In the presence of coronary artery disease, global left ventricular (LV) systolic function is a critical prognostic indicator. Because of enhanced therapy for myocardial infarction, more patients survive but are left with residual myocardial damage that predisposes them to developing CHF in the future. Although treatments for CHF are evolving, preventing and minimizing further deteriorations in LV function are paramount in this population. Distinguishing severe LV dysfunction caused by thinned, infarcted myocardium with fibrosis and scarring from that due to viable but dysfunctional myocardium from chronic hypoperfusion has significant implications for clinical management. In patients in whom noninvasive testing identifies viability, undergoing revascularization improves outcomes. Noninvasive imaging techniques used to assess viable myocardium are based on demonstrating the presence of one or more of the following features: (1) contractile reserve; (2) sufficient perfusion for the delivery of substrates and removal of metabolic byproducts; (3) intact myocyte membranes to maintain ionic/electrochemical gradients; and (4) preserved metabolism with generation of high-energy phosphates. While nuclear and dobutamine echocardiography have been widely used for viability assessment, cardiac magnetic resonance imaging (CMR) is increasingly becoming an accepted clinical tool, particularly in light of its high spatial resolution, intrinsic ability to image 3-dimensionally, and greater soft tissue differentiation. Moreover, the versatility of the technique potentially allows for the simultaneous assessment of regional wall motion, perfusion, and metabolism. An overview of the CMR techniques is presented.
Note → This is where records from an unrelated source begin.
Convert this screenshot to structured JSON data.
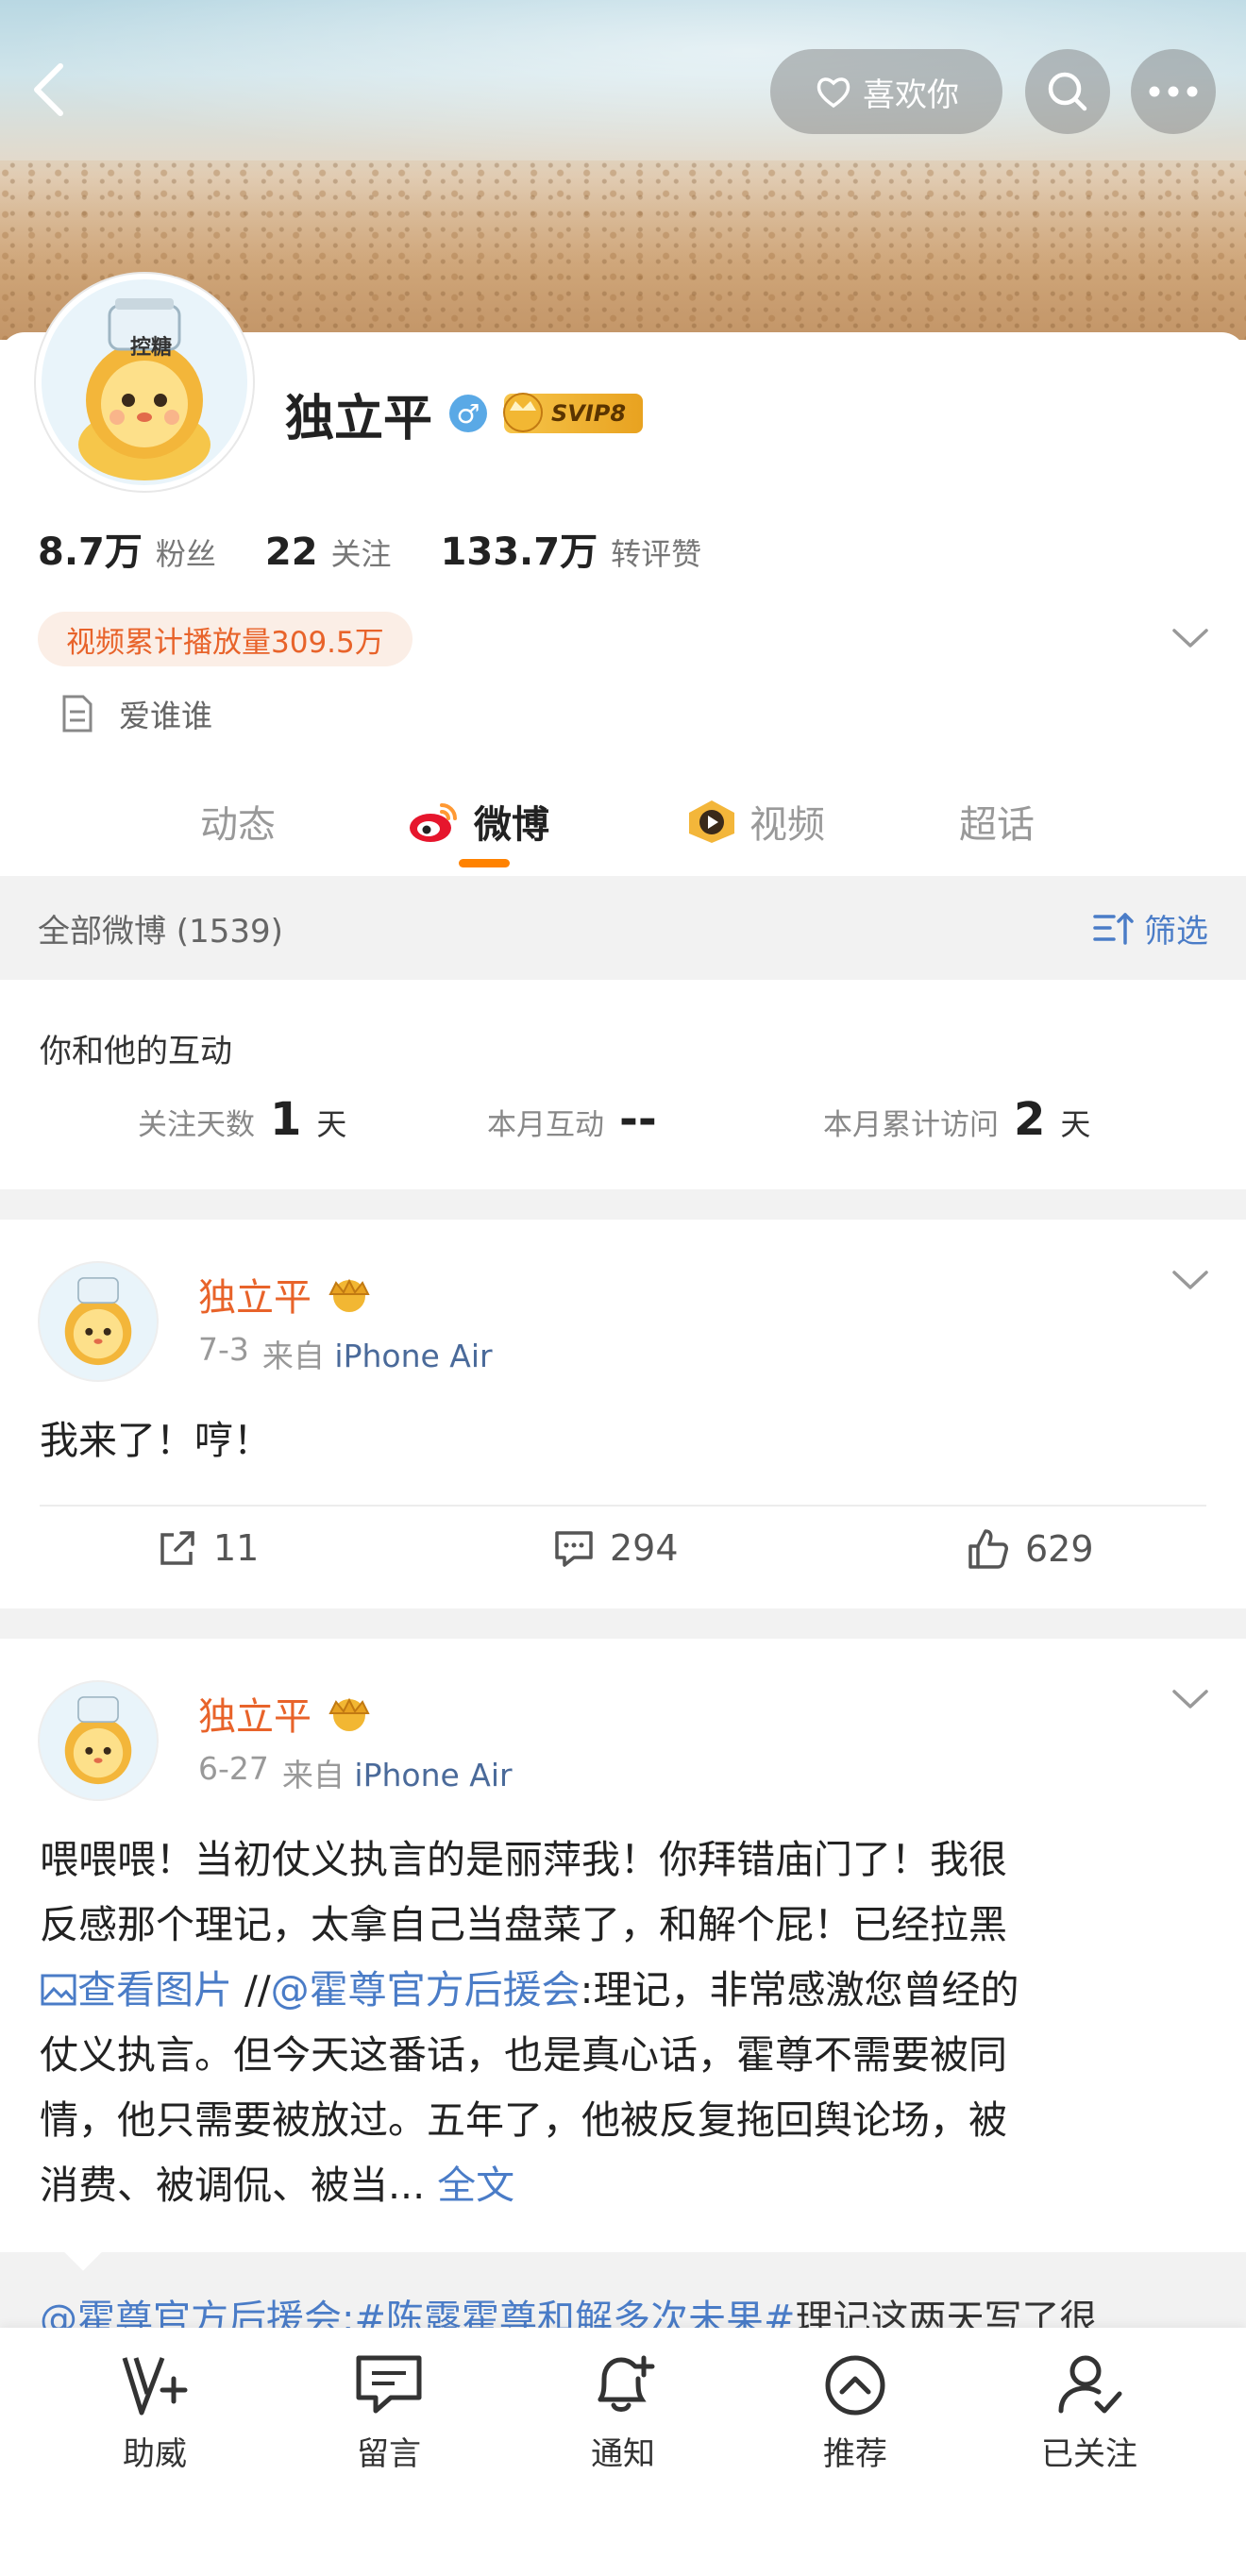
{
  "header": {
    "like_label": "喜欢你"
  },
  "profile": {
    "name": "独立平",
    "gender_symbol": "♂",
    "vip_label": "SVIP8",
    "avatar_jar_label": "控糖",
    "stats": [
      {
        "value": "8.7万",
        "label": "粉丝"
      },
      {
        "value": "22",
        "label": "关注"
      },
      {
        "value": "133.7万",
        "label": "转评赞"
      }
    ],
    "video_badge": "视频累计播放量309.5万",
    "bio": "爱谁谁"
  },
  "tabs": [
    {
      "label": "动态"
    },
    {
      "label": "微博"
    },
    {
      "label": "视频"
    },
    {
      "label": "超话"
    }
  ],
  "filter": {
    "all_label": "全部微博 (1539)",
    "filter_label": "筛选"
  },
  "interaction": {
    "title": "你和他的互动",
    "metrics": [
      {
        "key": "关注天数",
        "value": "1",
        "unit": "天"
      },
      {
        "key": "本月互动",
        "value": "--",
        "unit": ""
      },
      {
        "key": "本月累计访问",
        "value": "2",
        "unit": "天"
      }
    ]
  },
  "posts": [
    {
      "author": "独立平",
      "date": "7-3",
      "from": "来自",
      "source": "iPhone Air",
      "text": "我来了！哼！",
      "reposts": "11",
      "comments": "294",
      "likes": "629"
    },
    {
      "author": "独立平",
      "date": "6-27",
      "from": "来自",
      "source": "iPhone Air",
      "text_line1": "喂喂喂！当初仗义执言的是丽萍我！你拜错庙门了！我很",
      "text_line2": "反感那个理记，太拿自己当盘菜了，和解个屁！已经拉黑",
      "view_image": "查看图片",
      "repost_sep": " //",
      "mention": "@霍尊官方后援会",
      "text_line3_rest": ":理记，非常感激您曾经的",
      "text_line4": "仗义执言。但今天这番话，也是真心话，霍尊不需要被同",
      "text_line5": "情，他只需要被放过。五年了，他被反复拖回舆论场，被",
      "text_line6": "消费、被调侃、被当...",
      "full_text": "全文",
      "repost_mention": "@霍尊官方后援会",
      "repost_hashtag": ":#陈露霍尊和解多次未果#",
      "repost_rest": "理记这两天写了很"
    }
  ],
  "bottom_bar": [
    {
      "label": "助威",
      "icon": "cheer-icon"
    },
    {
      "label": "留言",
      "icon": "message-icon"
    },
    {
      "label": "通知",
      "icon": "bell-icon"
    },
    {
      "label": "推荐",
      "icon": "recommend-icon"
    },
    {
      "label": "已关注",
      "icon": "followed-icon"
    }
  ],
  "colors": {
    "accent_orange": "#ff8200",
    "name_orange": "#e8632a",
    "link_blue": "#4a7cc7"
  }
}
ASJC Scopus subject areas
- Radiology Nuclear Medicine and imaging